▶ _Task to complete_: In full and without deviation, reproduce the records that follow.

(Page and application data records)

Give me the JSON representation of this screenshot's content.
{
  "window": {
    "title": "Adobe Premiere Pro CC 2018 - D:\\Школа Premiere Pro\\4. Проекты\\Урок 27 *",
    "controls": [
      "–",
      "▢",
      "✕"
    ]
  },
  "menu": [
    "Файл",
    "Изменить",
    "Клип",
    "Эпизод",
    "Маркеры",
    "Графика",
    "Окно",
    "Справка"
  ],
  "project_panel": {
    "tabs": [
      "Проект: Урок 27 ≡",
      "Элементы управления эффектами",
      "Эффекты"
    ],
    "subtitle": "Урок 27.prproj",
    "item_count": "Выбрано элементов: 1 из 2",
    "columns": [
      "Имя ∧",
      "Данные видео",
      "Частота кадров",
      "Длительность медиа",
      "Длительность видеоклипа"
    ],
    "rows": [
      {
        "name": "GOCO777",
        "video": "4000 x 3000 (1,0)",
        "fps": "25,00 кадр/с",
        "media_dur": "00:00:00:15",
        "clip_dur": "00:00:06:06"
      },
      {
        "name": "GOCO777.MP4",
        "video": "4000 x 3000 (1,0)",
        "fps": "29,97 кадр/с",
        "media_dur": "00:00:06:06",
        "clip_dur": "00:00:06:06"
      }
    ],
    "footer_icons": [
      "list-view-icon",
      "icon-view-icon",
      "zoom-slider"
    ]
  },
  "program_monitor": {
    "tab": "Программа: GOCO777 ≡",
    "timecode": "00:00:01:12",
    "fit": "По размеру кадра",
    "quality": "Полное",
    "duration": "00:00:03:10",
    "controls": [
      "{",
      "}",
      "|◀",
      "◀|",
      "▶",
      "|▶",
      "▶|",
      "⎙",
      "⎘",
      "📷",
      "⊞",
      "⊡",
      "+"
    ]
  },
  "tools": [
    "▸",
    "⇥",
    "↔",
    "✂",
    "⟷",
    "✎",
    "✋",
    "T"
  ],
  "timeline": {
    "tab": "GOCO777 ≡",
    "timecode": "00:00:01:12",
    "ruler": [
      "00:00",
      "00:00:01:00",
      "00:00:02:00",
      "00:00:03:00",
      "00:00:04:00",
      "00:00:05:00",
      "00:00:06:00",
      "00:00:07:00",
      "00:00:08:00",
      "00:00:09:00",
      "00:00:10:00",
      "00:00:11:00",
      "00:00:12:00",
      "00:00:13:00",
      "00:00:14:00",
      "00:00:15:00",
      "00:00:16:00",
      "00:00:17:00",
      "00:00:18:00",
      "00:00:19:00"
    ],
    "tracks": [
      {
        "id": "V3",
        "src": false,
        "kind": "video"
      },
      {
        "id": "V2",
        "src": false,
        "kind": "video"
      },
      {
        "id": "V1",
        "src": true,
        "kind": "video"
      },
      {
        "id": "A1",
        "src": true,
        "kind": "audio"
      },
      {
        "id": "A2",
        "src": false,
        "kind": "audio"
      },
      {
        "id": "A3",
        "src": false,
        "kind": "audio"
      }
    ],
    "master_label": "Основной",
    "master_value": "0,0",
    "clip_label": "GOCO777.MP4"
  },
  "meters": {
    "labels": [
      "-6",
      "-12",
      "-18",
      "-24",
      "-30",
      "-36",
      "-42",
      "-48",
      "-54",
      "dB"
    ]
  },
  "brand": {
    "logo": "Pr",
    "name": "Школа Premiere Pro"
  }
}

▶ _Output of the task_:
Give me the JSON representation of this screenshot's content.
{
  "window": {
    "title": "Adobe Premiere Pro CC 2018 - D:\\Школа Premiere Pro\\4. Проекты\\Урок 27 *",
    "controls": [
      "–",
      "▢",
      "✕"
    ]
  },
  "menu": [
    "Файл",
    "Изменить",
    "Клип",
    "Эпизод",
    "Маркеры",
    "Графика",
    "Окно",
    "Справка"
  ],
  "project_panel": {
    "tabs": [
      "Проект: Урок 27 ≡",
      "Элементы управления эффектами",
      "Эффекты"
    ],
    "subtitle": "Урок 27.prproj",
    "item_count": "Выбрано элементов: 1 из 2",
    "columns": [
      "Имя ∧",
      "Данные видео",
      "Частота кадров",
      "Длительность медиа",
      "Длительность видеоклипа"
    ],
    "rows": [
      {
        "name": "GOCO777",
        "video": "4000 x 3000 (1,0)",
        "fps": "25,00 кадр/с",
        "media_dur": "00:00:00:15",
        "clip_dur": "00:00:06:06"
      },
      {
        "name": "GOCO777.MP4",
        "video": "4000 x 3000 (1,0)",
        "fps": "29,97 кадр/с",
        "media_dur": "00:00:06:06",
        "clip_dur": "00:00:06:06"
      }
    ],
    "footer_icons": [
      "list-view-icon",
      "icon-view-icon",
      "zoom-slider"
    ]
  },
  "program_monitor": {
    "tab": "Программа: GOCO777 ≡",
    "timecode": "00:00:01:12",
    "fit": "По размеру кадра",
    "quality": "Полное",
    "duration": "00:00:03:10",
    "controls": [
      "{",
      "}",
      "|◀",
      "◀|",
      "▶",
      "|▶",
      "▶|",
      "⎙",
      "⎘",
      "📷",
      "⊞",
      "⊡",
      "+"
    ]
  },
  "tools": [
    "▸",
    "⇥",
    "↔",
    "✂",
    "⟷",
    "✎",
    "✋",
    "T"
  ],
  "timeline": {
    "tab": "GOCO777 ≡",
    "timecode": "00:00:01:12",
    "ruler": [
      "00:00",
      "00:00:01:00",
      "00:00:02:00",
      "00:00:03:00",
      "00:00:04:00",
      "00:00:05:00",
      "00:00:06:00",
      "00:00:07:00",
      "00:00:08:00",
      "00:00:09:00",
      "00:00:10:00",
      "00:00:11:00",
      "00:00:12:00",
      "00:00:13:00",
      "00:00:14:00",
      "00:00:15:00",
      "00:00:16:00",
      "00:00:17:00",
      "00:00:18:00",
      "00:00:19:00"
    ],
    "tracks": [
      {
        "id": "V3",
        "src": false,
        "kind": "video"
      },
      {
        "id": "V2",
        "src": false,
        "kind": "video"
      },
      {
        "id": "V1",
        "src": true,
        "kind": "video"
      },
      {
        "id": "A1",
        "src": true,
        "kind": "audio"
      },
      {
        "id": "A2",
        "src": false,
        "kind": "audio"
      },
      {
        "id": "A3",
        "src": false,
        "kind": "audio"
      }
    ],
    "master_label": "Основной",
    "master_value": "0,0",
    "clip_label": "GOCO777.MP4"
  },
  "meters": {
    "labels": [
      "-6",
      "-12",
      "-18",
      "-24",
      "-30",
      "-36",
      "-42",
      "-48",
      "-54",
      "dB"
    ]
  },
  "brand": {
    "logo": "Pr",
    "name": "Школа Premiere Pro"
  }
}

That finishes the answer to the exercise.